Fire Ecology & Management
Fire management strategies & tactics
Principles & Practices
When wildland firefighters are called to action, they immediately assess the situation to figure out how they can best attack the fire while keeping firefighters safe.
When developing a strategy, a series of questions are addressed, most importantly:
What is burning? The types of fuels involved have a great effect on a fire's behavior. Different vegetation requires different strategies, based on size, thickness, and dryness. A fire burning in sagebrush likely will require a different plan of attack than a fire burning in ponderosa pine trees.
What is nearby? The firefighting strategy for a forest or rangeland fire will differ from that for a fire near structures. Other factors are also important, such as the presence of people, pets, or livestock. This information is used to choose tactics and to allocate resources in order to save lives, homes, personal property, and valuable natural resources.
Next, wildland firefighters usually focus on establishing a fire line. A fire line is a break in fuels created by removing all vegetation up to an existing barrier. The barrier can be:
- Bare mineral soil
- A natural feature (such as a rock outcrop, creek, or other body of water)
- A constructed surface (such as a road or driveway)
Fire lines are started at an anchor point, usually the coldest part of the fire. The anchor point ensures a safe barrier between the fire and any unburned vegetation that could ignite and trap firefighters. The width of a fire line depends on topography, types of fuels, and weather—all factors that determine fire behavior.
Fire lines often are constructed using hoe dads, shovels, or bulldozers. A prescribed burn is another method, also called a burn out. Aerial support is another tactic. Helicopters and air tanks dump fire retardants on the landscape to establish fire lines and protect structures, not to extinguish flames.
After a fire line has been established, firefighters must ensure that it will keep the fire from spreading.
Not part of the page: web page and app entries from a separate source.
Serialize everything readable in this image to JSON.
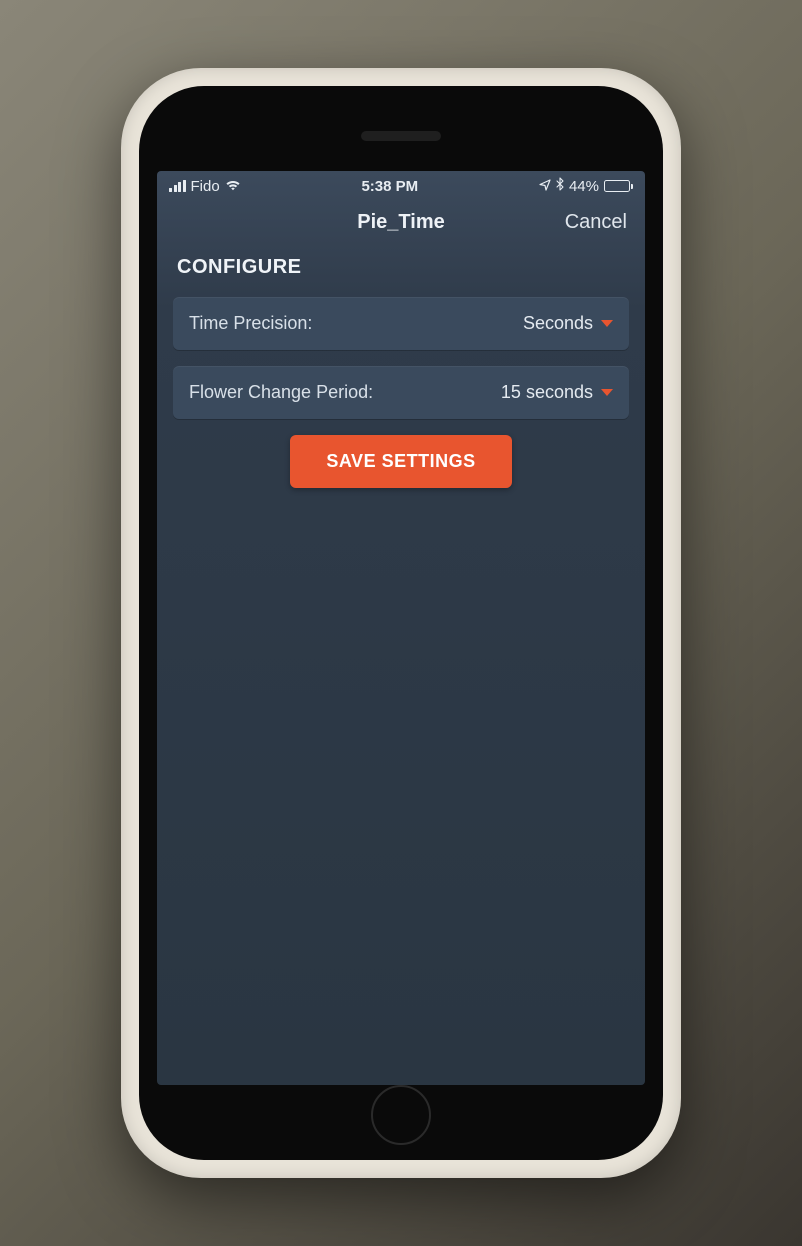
{
  "status_bar": {
    "carrier": "Fido",
    "time": "5:38 PM",
    "battery_percent": "44%"
  },
  "nav": {
    "title": "Pie_Time",
    "cancel": "Cancel"
  },
  "section": {
    "title": "CONFIGURE"
  },
  "settings": {
    "time_precision": {
      "label": "Time Precision:",
      "value": "Seconds"
    },
    "flower_change_period": {
      "label": "Flower Change Period:",
      "value": "15 seconds"
    }
  },
  "save_button": "SAVE SETTINGS",
  "colors": {
    "accent": "#e8552f",
    "panel": "#3a4a5d",
    "text": "#e8edf2"
  }
}
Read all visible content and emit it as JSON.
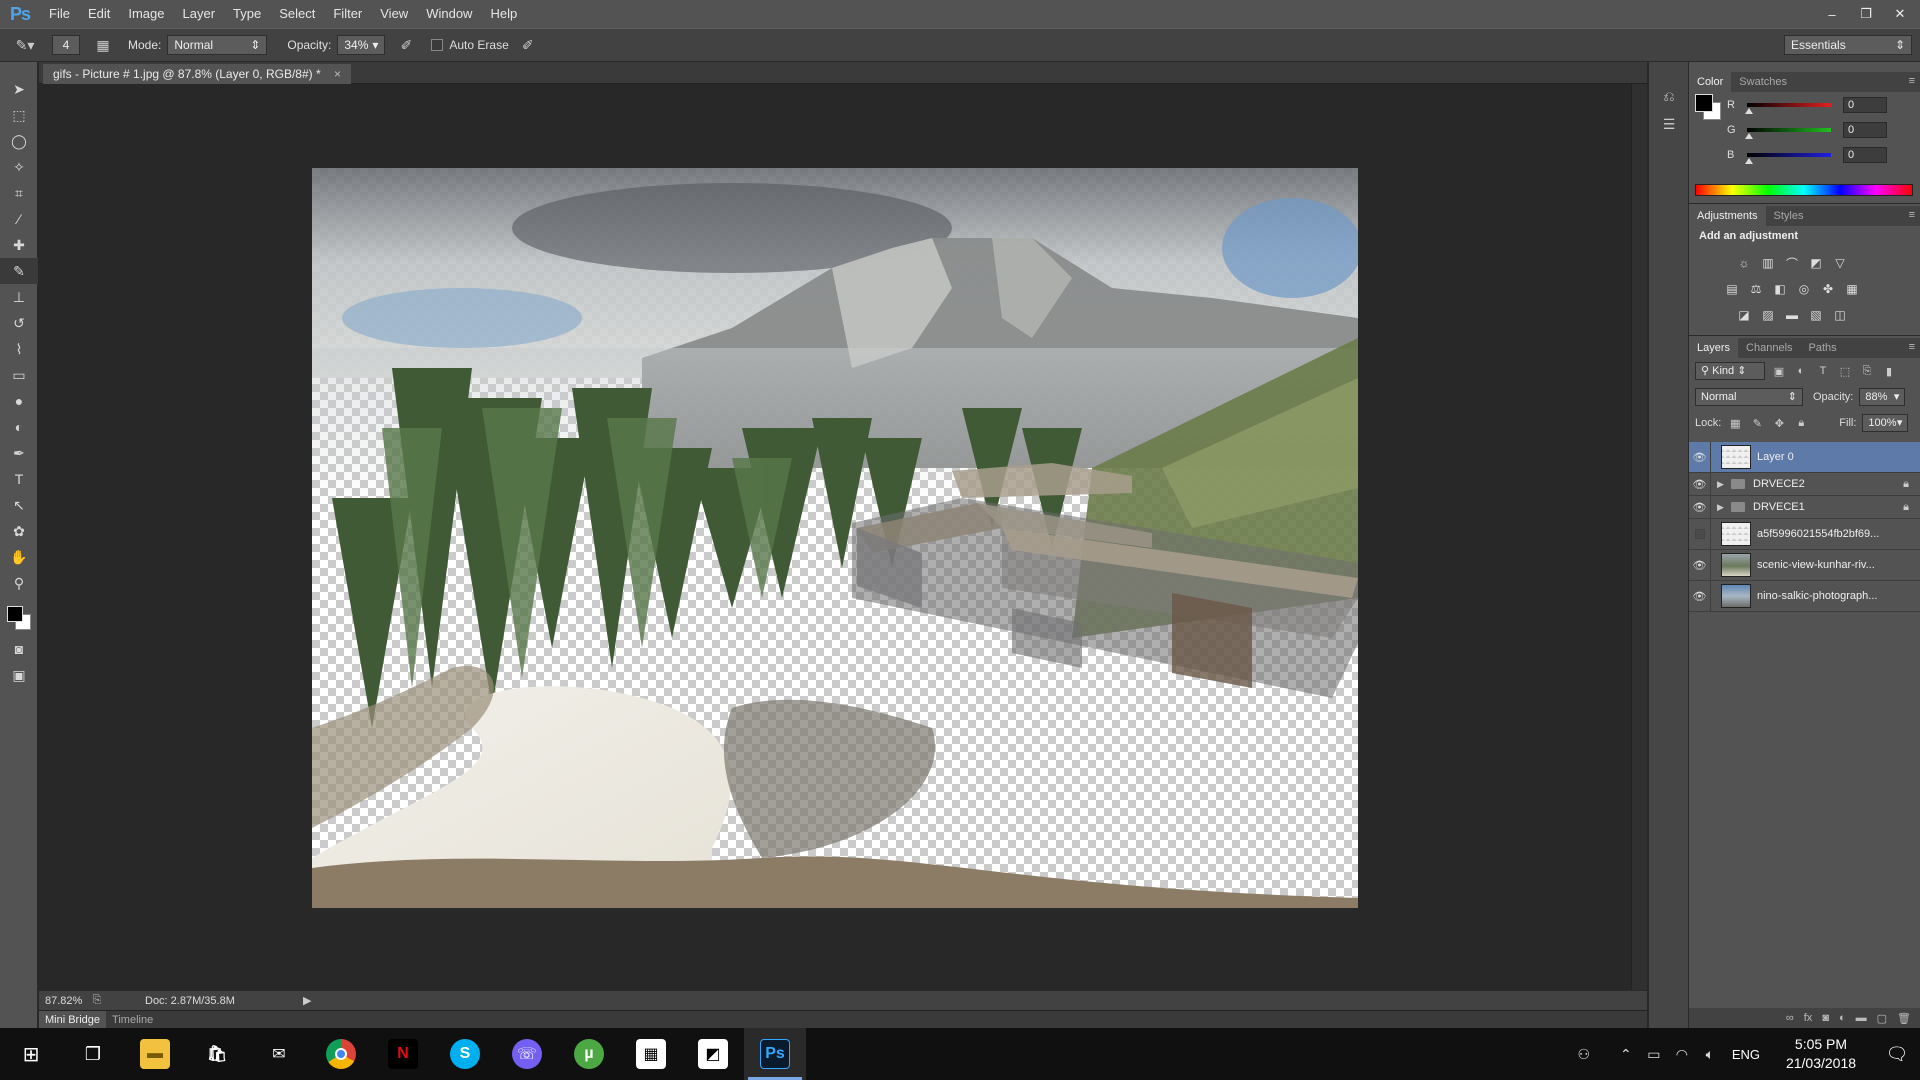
{
  "app": {
    "logo": "Ps"
  },
  "menu": [
    "File",
    "Edit",
    "Image",
    "Layer",
    "Type",
    "Select",
    "Filter",
    "View",
    "Window",
    "Help"
  ],
  "window_controls": {
    "minimize": "–",
    "restore": "❐",
    "close": "✕"
  },
  "options": {
    "brush_size": "4",
    "mode_label": "Mode:",
    "mode_value": "Normal",
    "opacity_label": "Opacity:",
    "opacity_value": "34%",
    "auto_erase_label": "Auto Erase",
    "workspace": "Essentials"
  },
  "document": {
    "tab_title": "gifs - Picture # 1.jpg @ 87.8% (Layer 0, RGB/8#) *",
    "tab_close": "×",
    "zoom": "87.82%",
    "doc_size": "Doc: 2.87M/35.8M"
  },
  "bottom_tabs": [
    "Mini Bridge",
    "Timeline"
  ],
  "color_panel": {
    "tabs": [
      "Color",
      "Swatches"
    ],
    "channels": [
      {
        "label": "R",
        "value": "0",
        "color": "#e02020"
      },
      {
        "label": "G",
        "value": "0",
        "color": "#20c020"
      },
      {
        "label": "B",
        "value": "0",
        "color": "#2020e0"
      }
    ]
  },
  "adjustments_panel": {
    "tabs": [
      "Adjustments",
      "Styles"
    ],
    "title": "Add an adjustment"
  },
  "layers_panel": {
    "tabs": [
      "Layers",
      "Channels",
      "Paths"
    ],
    "filter_kind": "Kind",
    "blend_mode": "Normal",
    "opacity_label": "Opacity:",
    "opacity_value": "88%",
    "lock_label": "Lock:",
    "fill_label": "Fill:",
    "fill_value": "100%",
    "layers": [
      {
        "name": "Layer 0",
        "visible": true,
        "selected": true,
        "type": "layer"
      },
      {
        "name": "DRVECE2",
        "visible": true,
        "selected": false,
        "type": "group",
        "locked": true
      },
      {
        "name": "DRVECE1",
        "visible": true,
        "selected": false,
        "type": "group",
        "locked": true
      },
      {
        "name": "a5f5996021554fb2bf69...",
        "visible": false,
        "selected": false,
        "type": "layer"
      },
      {
        "name": "scenic-view-kunhar-riv...",
        "visible": true,
        "selected": false,
        "type": "layer"
      },
      {
        "name": "nino-salkic-photograph...",
        "visible": true,
        "selected": false,
        "type": "layer"
      }
    ]
  },
  "taskbar": {
    "language": "ENG",
    "time": "5:05 PM",
    "date": "21/03/2018"
  }
}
When it’s windy, wildfires can jump fire lines, requiring firefighters to move to another location and start building a fire line all over again.
Once a fire is securely contained within a fire line, firefighters look for hot spots near the fire line where vegetation is still burning and extinguish them using water from fire engines and helicopters. This keeps wind from reigniting and spreading the fire. Ground crews then move through the burned area with water and hoe dads, turning over every stump and log to make sure it is cold.
A wildland fire is not considered out until a thorough mop-up has been done and no smoke has been seen for several days to weeks. Many large wildland fires, especially in wilderness areas, are not completely extinguished until rain or snow begins to fall.